Date of Conferral
Doctor of Public Health (DrPH)
African American women have the highest prevalence of overweight and obesity in the United States, thus increasing their risks for chronic diseases. Their understanding of their health status and response to it could be triggered by messages in the media, yet few researchers have examined this topic with African American women. The purpose of this phenomenological study was to explore how advertisement and editorial content in media contributed to perceptions African American women have about overweight and obesity. Following the theoretical foundation of the social cognitive theory, the research questions explored what messages study participants encountered and which messages prompted behavior changes. Ten African American females age 25 and older were recruited and interviewed about their understanding of overweight and obesity, chronic disease risks, and self-efficacy. Codes and themes about obesity, health risks, physical activity, eating, and body image were extracted line by line from interview transcripts. Six themes emerged: obesity as viewed by participants, perceptions of health risks, impact of media messages, perceptions of body image, encouragement from media, and steps to improve personal health. These results indicated that media messages are factors in the development of the views African American women have about being overweight or obese and motivated them to adopt health improving behaviors. Messages in the media can contribute to shifting the imbalance of overweight and obesity among African American women.
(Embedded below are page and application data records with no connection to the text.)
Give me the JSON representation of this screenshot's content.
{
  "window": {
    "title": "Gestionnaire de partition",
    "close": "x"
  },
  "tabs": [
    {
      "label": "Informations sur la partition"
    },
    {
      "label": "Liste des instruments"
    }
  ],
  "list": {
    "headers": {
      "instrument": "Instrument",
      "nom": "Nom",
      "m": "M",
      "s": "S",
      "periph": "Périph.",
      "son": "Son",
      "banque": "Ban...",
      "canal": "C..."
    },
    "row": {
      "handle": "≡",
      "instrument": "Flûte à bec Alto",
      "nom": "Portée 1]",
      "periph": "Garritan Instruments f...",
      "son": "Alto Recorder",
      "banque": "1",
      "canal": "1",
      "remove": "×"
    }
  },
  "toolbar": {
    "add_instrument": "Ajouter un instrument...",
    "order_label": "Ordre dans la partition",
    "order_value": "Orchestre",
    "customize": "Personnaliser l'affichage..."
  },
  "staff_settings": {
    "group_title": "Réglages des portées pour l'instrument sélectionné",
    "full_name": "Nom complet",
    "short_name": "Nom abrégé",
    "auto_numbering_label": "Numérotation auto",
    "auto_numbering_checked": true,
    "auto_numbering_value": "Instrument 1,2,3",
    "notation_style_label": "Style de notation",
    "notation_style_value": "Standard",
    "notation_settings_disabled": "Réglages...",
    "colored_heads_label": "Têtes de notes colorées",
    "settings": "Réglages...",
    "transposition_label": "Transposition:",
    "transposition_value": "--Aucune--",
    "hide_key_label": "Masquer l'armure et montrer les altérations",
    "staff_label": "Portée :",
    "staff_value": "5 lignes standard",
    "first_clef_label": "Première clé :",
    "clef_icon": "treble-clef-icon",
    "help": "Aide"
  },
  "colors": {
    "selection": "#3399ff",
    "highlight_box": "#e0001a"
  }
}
Additionally, the results can inspire public health officials, health communication researchers and media professionals to develop and disseminate informative health related messages.